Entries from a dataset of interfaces

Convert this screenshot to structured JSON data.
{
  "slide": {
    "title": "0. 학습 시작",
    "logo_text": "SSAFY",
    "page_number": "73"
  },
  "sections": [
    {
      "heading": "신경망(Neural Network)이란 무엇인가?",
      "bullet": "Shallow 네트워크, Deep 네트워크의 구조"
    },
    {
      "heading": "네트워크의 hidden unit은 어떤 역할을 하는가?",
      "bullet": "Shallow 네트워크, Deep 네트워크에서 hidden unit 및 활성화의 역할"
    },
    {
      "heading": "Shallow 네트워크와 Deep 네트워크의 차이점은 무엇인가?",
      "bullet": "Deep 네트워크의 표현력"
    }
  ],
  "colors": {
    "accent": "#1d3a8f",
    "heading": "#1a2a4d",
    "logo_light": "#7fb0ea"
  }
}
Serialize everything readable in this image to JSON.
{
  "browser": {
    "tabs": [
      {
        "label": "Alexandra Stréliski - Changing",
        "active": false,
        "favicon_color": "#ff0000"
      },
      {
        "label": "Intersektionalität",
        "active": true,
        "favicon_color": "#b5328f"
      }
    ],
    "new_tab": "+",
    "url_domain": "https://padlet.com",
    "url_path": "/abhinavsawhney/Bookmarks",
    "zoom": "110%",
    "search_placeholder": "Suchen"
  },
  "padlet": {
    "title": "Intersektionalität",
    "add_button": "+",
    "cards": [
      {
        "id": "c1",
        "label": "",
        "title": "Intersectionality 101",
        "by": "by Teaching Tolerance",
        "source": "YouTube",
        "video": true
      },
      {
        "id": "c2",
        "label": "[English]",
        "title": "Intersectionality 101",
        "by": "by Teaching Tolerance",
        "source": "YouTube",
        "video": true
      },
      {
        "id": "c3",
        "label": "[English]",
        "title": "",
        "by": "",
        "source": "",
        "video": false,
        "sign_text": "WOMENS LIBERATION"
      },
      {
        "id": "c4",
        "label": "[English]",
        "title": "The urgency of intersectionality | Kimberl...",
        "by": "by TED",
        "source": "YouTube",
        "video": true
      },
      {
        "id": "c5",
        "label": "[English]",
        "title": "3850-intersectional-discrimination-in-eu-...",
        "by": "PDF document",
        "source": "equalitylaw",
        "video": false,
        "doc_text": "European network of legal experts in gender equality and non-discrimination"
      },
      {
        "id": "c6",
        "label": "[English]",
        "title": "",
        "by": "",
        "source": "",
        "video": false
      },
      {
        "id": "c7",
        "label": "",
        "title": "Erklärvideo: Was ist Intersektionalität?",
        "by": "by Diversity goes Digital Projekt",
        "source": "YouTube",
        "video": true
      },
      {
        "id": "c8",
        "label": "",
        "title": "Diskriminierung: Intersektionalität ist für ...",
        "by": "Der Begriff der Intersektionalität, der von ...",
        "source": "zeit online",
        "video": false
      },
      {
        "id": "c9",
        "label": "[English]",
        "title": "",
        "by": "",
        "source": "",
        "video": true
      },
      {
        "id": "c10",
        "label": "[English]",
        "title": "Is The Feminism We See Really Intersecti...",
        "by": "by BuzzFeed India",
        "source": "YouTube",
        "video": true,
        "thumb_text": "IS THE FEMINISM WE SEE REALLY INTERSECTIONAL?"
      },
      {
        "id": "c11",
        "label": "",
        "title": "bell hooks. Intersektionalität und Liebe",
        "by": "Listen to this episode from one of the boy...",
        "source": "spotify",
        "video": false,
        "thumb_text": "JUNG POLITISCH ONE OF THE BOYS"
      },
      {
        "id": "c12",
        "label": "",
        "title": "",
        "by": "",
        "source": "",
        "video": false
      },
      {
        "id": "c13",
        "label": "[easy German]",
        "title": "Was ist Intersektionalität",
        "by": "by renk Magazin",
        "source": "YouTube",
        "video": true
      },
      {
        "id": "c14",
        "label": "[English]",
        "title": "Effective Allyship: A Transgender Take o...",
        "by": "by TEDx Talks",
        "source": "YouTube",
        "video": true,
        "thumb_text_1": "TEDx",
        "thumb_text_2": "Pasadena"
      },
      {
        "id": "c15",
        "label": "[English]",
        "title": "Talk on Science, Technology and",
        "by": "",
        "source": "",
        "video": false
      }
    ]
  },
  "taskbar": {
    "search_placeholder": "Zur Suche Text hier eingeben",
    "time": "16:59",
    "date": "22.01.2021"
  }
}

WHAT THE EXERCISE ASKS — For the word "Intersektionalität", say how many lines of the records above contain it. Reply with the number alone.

WRITTEN REPLY — 7